A Republican US Senator, Jim Bunning is also a Hall of Fame pitcher who played with four different teams from 1955 to 1971, most notably the Detroit Tigers and Philadelphia Phillies. On Father's Day 1964, Bunning pitched the first National League perfect game of the modern era for the Phillies at Shea Stadium. While with the Tigers, he had a fierce yet respectful rivalry with Boston's Ted Williams, striking out Williams three times in a 1957 game, and pitching a no-hitter against Williams' Sox in 1958. Bunning was the second pitcher (Cy Young was the first) to record 100 wins and 1,000 strikeouts in both leagues, and the first to pitch All-Star games for both sides.

Bunning's toughness and intelligence helped him to stand out. He was an intimidating sidearm pitcher, who often threw the ball with sufficient force to knock himself over. He was also not one to back down from throwing at batters or yelling at team management. Before the age of scouting, Bunning kept extensive reports on batters he faced, and a close eye on his own statistics, which he regularly showed off to owners in order to obtain pay hikes. He would later become an agent, and was vital to establishing both the players' union and the players' pension plan.

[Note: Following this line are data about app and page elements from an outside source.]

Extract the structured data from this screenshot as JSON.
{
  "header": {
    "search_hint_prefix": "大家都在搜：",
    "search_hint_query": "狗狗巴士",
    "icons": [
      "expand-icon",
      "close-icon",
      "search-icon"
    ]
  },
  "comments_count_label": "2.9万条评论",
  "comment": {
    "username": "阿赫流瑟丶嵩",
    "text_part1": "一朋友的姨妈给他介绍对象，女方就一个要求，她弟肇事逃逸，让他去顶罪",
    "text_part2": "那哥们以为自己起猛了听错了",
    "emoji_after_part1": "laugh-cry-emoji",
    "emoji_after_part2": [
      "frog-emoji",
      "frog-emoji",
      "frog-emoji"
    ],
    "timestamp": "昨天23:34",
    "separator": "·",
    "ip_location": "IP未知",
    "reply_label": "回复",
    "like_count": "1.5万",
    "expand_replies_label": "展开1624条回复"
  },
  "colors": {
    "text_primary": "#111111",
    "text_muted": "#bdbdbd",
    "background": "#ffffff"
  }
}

After a 20-year career in politics, during which he served as a Kentucky State senator and U.S. Representative, he was elected to the United States Senate by the people of Kentucky in 1998. An earlier bid for governorship failed. During his time in political office, he's been a leading voice for Social Security reform.

Log in or registerto write something here or to contact authors.